[Opening Data extract section]
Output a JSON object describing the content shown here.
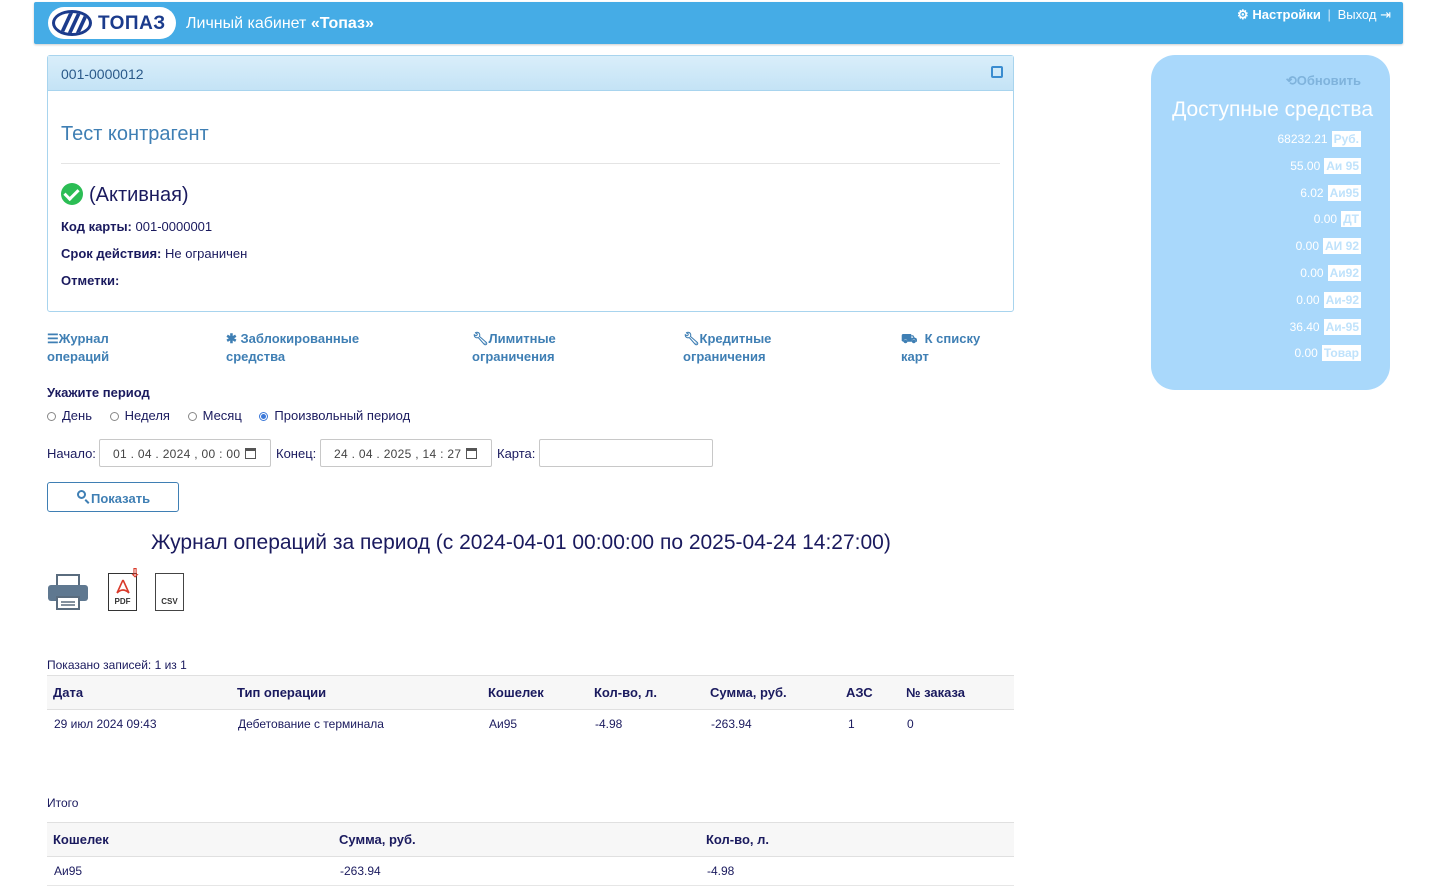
{
  "header": {
    "logo_text": "ТОПАЗ",
    "title_prefix": "Личный кабинет ",
    "title_brand": "«Топаз»",
    "settings_label": "Настройки",
    "separator": "|",
    "logout_label": "Выход",
    "bar_color": "#45ace6"
  },
  "card": {
    "code": "001-0000012",
    "name": "Тест контрагент",
    "status": "(Активная)",
    "card_code_label": "Код карты:",
    "card_code_value": "001-0000001",
    "validity_label": "Срок действия:",
    "validity_value": "Не ограничен",
    "notes_label": "Отметки:",
    "notes_value": ""
  },
  "nav": {
    "journal_l1": "Журнал",
    "journal_l2": "операций",
    "blocked_l1": "Заблокированные",
    "blocked_l2": "средства",
    "limits_l1": "Лимитные",
    "limits_l2": "ограничения",
    "credit_l1": "Кредитные",
    "credit_l2": "ограничения",
    "cards_l1": "К списку",
    "cards_l2": "карт"
  },
  "period": {
    "title": "Укажите период",
    "options": [
      "День",
      "Неделя",
      "Месяц",
      "Произвольный период"
    ],
    "selected": "Произвольный период",
    "start_label": "Начало:",
    "start_value": "01 . 04 . 2024 ,   00 : 00",
    "end_label": "Конец:",
    "end_value": "24 . 04 . 2025 ,   14 : 27",
    "card_label": "Карта:",
    "card_value": "",
    "show_button": "Показать"
  },
  "journal": {
    "title": "Журнал операций за период (с 2024-04-01 00:00:00 по 2025-04-24 14:27:00)",
    "export_pdf": "PDF",
    "export_csv": "CSV",
    "shown_records": "Показано записей: 1 из 1",
    "columns": [
      "Дата",
      "Тип операции",
      "Кошелек",
      "Кол-во, л.",
      "Сумма, руб.",
      "АЗС",
      "№ заказа"
    ],
    "rows": [
      [
        "29 июл 2024 09:43",
        "Дебетование с терминала",
        "Аи95",
        "-4.98",
        "-263.94",
        "1",
        "0"
      ]
    ]
  },
  "totals": {
    "title": "Итого",
    "columns": [
      "Кошелек",
      "Сумма, руб.",
      "Кол-во, л."
    ],
    "rows": [
      [
        "Аи95",
        "-263.94",
        "-4.98"
      ]
    ]
  },
  "balance": {
    "refresh_label": "Обновить",
    "title": "Доступные средства",
    "panel_color": "#a9d8fb",
    "items": [
      {
        "amount": "68232.21",
        "unit": "Руб."
      },
      {
        "amount": "55.00",
        "unit": "Аи 95"
      },
      {
        "amount": "6.02",
        "unit": "Аи95"
      },
      {
        "amount": "0.00",
        "unit": "ДТ"
      },
      {
        "amount": "0.00",
        "unit": "АИ 92"
      },
      {
        "amount": "0.00",
        "unit": "Аи92"
      },
      {
        "amount": "0.00",
        "unit": "Аи-92"
      },
      {
        "amount": "36.40",
        "unit": "Аи-95"
      },
      {
        "amount": "0.00",
        "unit": "Товар"
      }
    ]
  }
}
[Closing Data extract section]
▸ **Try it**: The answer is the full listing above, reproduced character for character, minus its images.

▸ **Written response**:
Output a JSON object describing the content shown here.
{
  "header": {
    "logo_text": "ТОПАЗ",
    "title_prefix": "Личный кабинет ",
    "title_brand": "«Топаз»",
    "settings_label": "Настройки",
    "separator": "|",
    "logout_label": "Выход",
    "bar_color": "#45ace6"
  },
  "card": {
    "code": "001-0000012",
    "name": "Тест контрагент",
    "status": "(Активная)",
    "card_code_label": "Код карты:",
    "card_code_value": "001-0000001",
    "validity_label": "Срок действия:",
    "validity_value": "Не ограничен",
    "notes_label": "Отметки:",
    "notes_value": ""
  },
  "nav": {
    "journal_l1": "Журнал",
    "journal_l2": "операций",
    "blocked_l1": "Заблокированные",
    "blocked_l2": "средства",
    "limits_l1": "Лимитные",
    "limits_l2": "ограничения",
    "credit_l1": "Кредитные",
    "credit_l2": "ограничения",
    "cards_l1": "К списку",
    "cards_l2": "карт"
  },
  "period": {
    "title": "Укажите период",
    "options": [
      "День",
      "Неделя",
      "Месяц",
      "Произвольный период"
    ],
    "selected": "Произвольный период",
    "start_label": "Начало:",
    "start_value": "01 . 04 . 2024 ,   00 : 00",
    "end_label": "Конец:",
    "end_value": "24 . 04 . 2025 ,   14 : 27",
    "card_label": "Карта:",
    "card_value": "",
    "show_button": "Показать"
  },
  "journal": {
    "title": "Журнал операций за период (с 2024-04-01 00:00:00 по 2025-04-24 14:27:00)",
    "export_pdf": "PDF",
    "export_csv": "CSV",
    "shown_records": "Показано записей: 1 из 1",
    "columns": [
      "Дата",
      "Тип операции",
      "Кошелек",
      "Кол-во, л.",
      "Сумма, руб.",
      "АЗС",
      "№ заказа"
    ],
    "rows": [
      [
        "29 июл 2024 09:43",
        "Дебетование с терминала",
        "Аи95",
        "-4.98",
        "-263.94",
        "1",
        "0"
      ]
    ]
  },
  "totals": {
    "title": "Итого",
    "columns": [
      "Кошелек",
      "Сумма, руб.",
      "Кол-во, л."
    ],
    "rows": [
      [
        "Аи95",
        "-263.94",
        "-4.98"
      ]
    ]
  },
  "balance": {
    "refresh_label": "Обновить",
    "title": "Доступные средства",
    "panel_color": "#a9d8fb",
    "items": [
      {
        "amount": "68232.21",
        "unit": "Руб."
      },
      {
        "amount": "55.00",
        "unit": "Аи 95"
      },
      {
        "amount": "6.02",
        "unit": "Аи95"
      },
      {
        "amount": "0.00",
        "unit": "ДТ"
      },
      {
        "amount": "0.00",
        "unit": "АИ 92"
      },
      {
        "amount": "0.00",
        "unit": "Аи92"
      },
      {
        "amount": "0.00",
        "unit": "Аи-92"
      },
      {
        "amount": "36.40",
        "unit": "Аи-95"
      },
      {
        "amount": "0.00",
        "unit": "Товар"
      }
    ]
  }
}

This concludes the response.